Problem: Only lines holding the word "Continuing" are wanted from the records; copy all of them.

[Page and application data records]
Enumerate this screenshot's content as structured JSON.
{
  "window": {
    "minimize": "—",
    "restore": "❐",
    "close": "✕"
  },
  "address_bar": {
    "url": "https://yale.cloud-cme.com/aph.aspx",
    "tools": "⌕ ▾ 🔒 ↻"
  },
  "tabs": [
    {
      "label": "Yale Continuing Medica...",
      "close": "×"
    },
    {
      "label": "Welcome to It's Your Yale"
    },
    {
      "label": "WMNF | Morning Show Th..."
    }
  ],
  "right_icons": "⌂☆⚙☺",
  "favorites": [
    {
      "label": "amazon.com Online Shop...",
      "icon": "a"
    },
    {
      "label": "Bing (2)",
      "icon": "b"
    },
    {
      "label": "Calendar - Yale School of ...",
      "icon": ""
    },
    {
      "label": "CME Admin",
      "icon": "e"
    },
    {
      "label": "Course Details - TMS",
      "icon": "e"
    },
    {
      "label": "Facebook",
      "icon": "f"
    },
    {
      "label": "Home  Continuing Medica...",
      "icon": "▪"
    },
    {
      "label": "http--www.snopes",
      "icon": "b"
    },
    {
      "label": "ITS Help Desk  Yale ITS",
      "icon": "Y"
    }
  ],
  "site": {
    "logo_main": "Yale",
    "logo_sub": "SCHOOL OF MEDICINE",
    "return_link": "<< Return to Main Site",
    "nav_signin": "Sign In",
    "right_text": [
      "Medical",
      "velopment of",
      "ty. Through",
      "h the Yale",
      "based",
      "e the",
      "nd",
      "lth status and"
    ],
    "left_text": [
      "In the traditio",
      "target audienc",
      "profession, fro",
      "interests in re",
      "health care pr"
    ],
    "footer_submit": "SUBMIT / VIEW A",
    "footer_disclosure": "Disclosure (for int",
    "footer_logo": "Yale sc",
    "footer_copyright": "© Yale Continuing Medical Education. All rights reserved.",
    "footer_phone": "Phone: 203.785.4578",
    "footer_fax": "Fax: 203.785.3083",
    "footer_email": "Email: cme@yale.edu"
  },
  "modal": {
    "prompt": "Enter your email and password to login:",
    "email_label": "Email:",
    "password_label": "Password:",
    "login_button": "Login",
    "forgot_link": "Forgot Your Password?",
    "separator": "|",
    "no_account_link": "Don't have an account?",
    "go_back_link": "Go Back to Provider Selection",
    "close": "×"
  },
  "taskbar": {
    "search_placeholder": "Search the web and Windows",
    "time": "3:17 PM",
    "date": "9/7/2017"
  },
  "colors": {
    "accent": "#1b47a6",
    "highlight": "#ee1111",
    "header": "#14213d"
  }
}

Answer section:
      "label": "Yale Continuing Medica...",
      "label": "Home  Continuing Medica...",
    "footer_copyright": "© Yale Continuing Medical Education. All rights reserved.",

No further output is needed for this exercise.